Task directions. For this exercise, return all the data exactly as it stands.

Data.
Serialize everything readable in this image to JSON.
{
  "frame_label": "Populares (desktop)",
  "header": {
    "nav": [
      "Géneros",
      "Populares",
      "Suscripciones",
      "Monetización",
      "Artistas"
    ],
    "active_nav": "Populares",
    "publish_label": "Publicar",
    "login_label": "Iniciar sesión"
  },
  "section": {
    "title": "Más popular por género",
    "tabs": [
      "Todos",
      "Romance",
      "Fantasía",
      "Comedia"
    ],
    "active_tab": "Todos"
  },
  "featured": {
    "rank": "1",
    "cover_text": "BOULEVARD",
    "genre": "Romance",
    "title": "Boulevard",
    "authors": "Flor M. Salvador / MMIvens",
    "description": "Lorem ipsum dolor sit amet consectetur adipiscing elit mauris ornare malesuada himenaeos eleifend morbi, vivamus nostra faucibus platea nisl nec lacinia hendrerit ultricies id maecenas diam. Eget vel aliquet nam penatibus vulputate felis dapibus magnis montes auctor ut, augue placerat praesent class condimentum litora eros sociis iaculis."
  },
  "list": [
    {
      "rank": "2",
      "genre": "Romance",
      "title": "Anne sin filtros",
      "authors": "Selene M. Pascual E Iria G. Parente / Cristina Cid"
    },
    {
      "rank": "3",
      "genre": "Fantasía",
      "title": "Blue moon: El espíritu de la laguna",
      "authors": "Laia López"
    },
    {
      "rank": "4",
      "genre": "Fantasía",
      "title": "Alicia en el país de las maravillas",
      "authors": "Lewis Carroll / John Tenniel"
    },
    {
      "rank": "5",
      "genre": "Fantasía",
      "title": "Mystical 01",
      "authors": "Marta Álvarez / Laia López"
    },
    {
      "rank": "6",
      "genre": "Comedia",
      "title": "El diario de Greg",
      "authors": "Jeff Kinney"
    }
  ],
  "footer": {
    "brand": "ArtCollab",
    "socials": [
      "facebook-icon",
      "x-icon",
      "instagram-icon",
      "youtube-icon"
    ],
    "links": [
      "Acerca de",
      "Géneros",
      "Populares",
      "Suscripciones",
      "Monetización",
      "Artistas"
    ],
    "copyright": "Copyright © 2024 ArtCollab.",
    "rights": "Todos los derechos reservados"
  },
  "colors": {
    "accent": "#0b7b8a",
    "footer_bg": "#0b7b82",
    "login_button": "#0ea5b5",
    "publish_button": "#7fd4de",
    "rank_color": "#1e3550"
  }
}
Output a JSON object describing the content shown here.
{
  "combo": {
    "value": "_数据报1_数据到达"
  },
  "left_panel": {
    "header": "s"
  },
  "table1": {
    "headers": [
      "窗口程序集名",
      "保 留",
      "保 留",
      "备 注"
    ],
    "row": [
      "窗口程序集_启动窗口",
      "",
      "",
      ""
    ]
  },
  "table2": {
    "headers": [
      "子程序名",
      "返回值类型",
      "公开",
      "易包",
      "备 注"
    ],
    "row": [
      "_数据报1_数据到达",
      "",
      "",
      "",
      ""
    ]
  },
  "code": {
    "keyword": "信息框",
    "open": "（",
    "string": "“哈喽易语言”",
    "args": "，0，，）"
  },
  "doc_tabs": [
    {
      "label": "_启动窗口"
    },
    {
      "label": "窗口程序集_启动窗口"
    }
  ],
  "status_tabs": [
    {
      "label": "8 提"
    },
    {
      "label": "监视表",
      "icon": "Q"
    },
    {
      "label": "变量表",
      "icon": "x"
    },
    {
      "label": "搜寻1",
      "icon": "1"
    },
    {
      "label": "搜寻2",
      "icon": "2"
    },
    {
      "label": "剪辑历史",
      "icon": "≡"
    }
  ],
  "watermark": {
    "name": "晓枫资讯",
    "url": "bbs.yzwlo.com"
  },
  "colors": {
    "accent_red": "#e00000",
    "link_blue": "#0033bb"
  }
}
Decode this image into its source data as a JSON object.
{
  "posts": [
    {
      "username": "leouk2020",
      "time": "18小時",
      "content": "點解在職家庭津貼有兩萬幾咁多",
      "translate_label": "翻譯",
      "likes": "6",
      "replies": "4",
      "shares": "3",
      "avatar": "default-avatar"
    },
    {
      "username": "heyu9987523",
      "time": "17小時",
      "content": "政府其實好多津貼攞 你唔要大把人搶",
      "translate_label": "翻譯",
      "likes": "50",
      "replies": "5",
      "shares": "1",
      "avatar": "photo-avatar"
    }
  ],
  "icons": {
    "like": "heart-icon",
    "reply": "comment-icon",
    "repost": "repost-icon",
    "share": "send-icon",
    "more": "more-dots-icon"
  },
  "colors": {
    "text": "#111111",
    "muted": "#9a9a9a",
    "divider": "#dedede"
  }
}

Answer space.
Serialize everything readable in this image to JSON.
{
  "frame_label": "Populares (desktop)",
  "header": {
    "nav": [
      "Géneros",
      "Populares",
      "Suscripciones",
      "Monetización",
      "Artistas"
    ],
    "active_nav": "Populares",
    "publish_label": "Publicar",
    "login_label": "Iniciar sesión"
  },
  "section": {
    "title": "Más popular por género",
    "tabs": [
      "Todos",
      "Romance",
      "Fantasía",
      "Comedia"
    ],
    "active_tab": "Todos"
  },
  "featured": {
    "rank": "1",
    "cover_text": "BOULEVARD",
    "genre": "Romance",
    "title": "Boulevard",
    "authors": "Flor M. Salvador / MMIvens",
    "description": "Lorem ipsum dolor sit amet consectetur adipiscing elit mauris ornare malesuada himenaeos eleifend morbi, vivamus nostra faucibus platea nisl nec lacinia hendrerit ultricies id maecenas diam. Eget vel aliquet nam penatibus vulputate felis dapibus magnis montes auctor ut, augue placerat praesent class condimentum litora eros sociis iaculis."
  },
  "list": [
    {
      "rank": "2",
      "genre": "Romance",
      "title": "Anne sin filtros",
      "authors": "Selene M. Pascual E Iria G. Parente / Cristina Cid"
    },
    {
      "rank": "3",
      "genre": "Fantasía",
      "title": "Blue moon: El espíritu de la laguna",
      "authors": "Laia López"
    },
    {
      "rank": "4",
      "genre": "Fantasía",
      "title": "Alicia en el país de las maravillas",
      "authors": "Lewis Carroll / John Tenniel"
    },
    {
      "rank": "5",
      "genre": "Fantasía",
      "title": "Mystical 01",
      "authors": "Marta Álvarez / Laia López"
    },
    {
      "rank": "6",
      "genre": "Comedia",
      "title": "El diario de Greg",
      "authors": "Jeff Kinney"
    }
  ],
  "footer": {
    "brand": "ArtCollab",
    "socials": [
      "facebook-icon",
      "x-icon",
      "instagram-icon",
      "youtube-icon"
    ],
    "links": [
      "Acerca de",
      "Géneros",
      "Populares",
      "Suscripciones",
      "Monetización",
      "Artistas"
    ],
    "copyright": "Copyright © 2024 ArtCollab.",
    "rights": "Todos los derechos reservados"
  },
  "colors": {
    "accent": "#0b7b8a",
    "footer_bg": "#0b7b82",
    "login_button": "#0ea5b5",
    "publish_button": "#7fd4de",
    "rank_color": "#1e3550"
  }
}
Output a JSON object describing the content shown here.
{
  "combo": {
    "value": "_数据报1_数据到达"
  },
  "left_panel": {
    "header": "s"
  },
  "table1": {
    "headers": [
      "窗口程序集名",
      "保 留",
      "保 留",
      "备 注"
    ],
    "row": [
      "窗口程序集_启动窗口",
      "",
      "",
      ""
    ]
  },
  "table2": {
    "headers": [
      "子程序名",
      "返回值类型",
      "公开",
      "易包",
      "备 注"
    ],
    "row": [
      "_数据报1_数据到达",
      "",
      "",
      "",
      ""
    ]
  },
  "code": {
    "keyword": "信息框",
    "open": "（",
    "string": "“哈喽易语言”",
    "args": "，0，，）"
  },
  "doc_tabs": [
    {
      "label": "_启动窗口"
    },
    {
      "label": "窗口程序集_启动窗口"
    }
  ],
  "status_tabs": [
    {
      "label": "8 提"
    },
    {
      "label": "监视表",
      "icon": "Q"
    },
    {
      "label": "变量表",
      "icon": "x"
    },
    {
      "label": "搜寻1",
      "icon": "1"
    },
    {
      "label": "搜寻2",
      "icon": "2"
    },
    {
      "label": "剪辑历史",
      "icon": "≡"
    }
  ],
  "watermark": {
    "name": "晓枫资讯",
    "url": "bbs.yzwlo.com"
  },
  "colors": {
    "accent_red": "#e00000",
    "link_blue": "#0033bb"
  }
}
Decode this image into its source data as a JSON object.
{
  "posts": [
    {
      "username": "leouk2020",
      "time": "18小時",
      "content": "點解在職家庭津貼有兩萬幾咁多",
      "translate_label": "翻譯",
      "likes": "6",
      "replies": "4",
      "shares": "3",
      "avatar": "default-avatar"
    },
    {
      "username": "heyu9987523",
      "time": "17小時",
      "content": "政府其實好多津貼攞 你唔要大把人搶",
      "translate_label": "翻譯",
      "likes": "50",
      "replies": "5",
      "shares": "1",
      "avatar": "photo-avatar"
    }
  ],
  "icons": {
    "like": "heart-icon",
    "reply": "comment-icon",
    "repost": "repost-icon",
    "share": "send-icon",
    "more": "more-dots-icon"
  },
  "colors": {
    "text": "#111111",
    "muted": "#9a9a9a",
    "divider": "#dedede"
  }
}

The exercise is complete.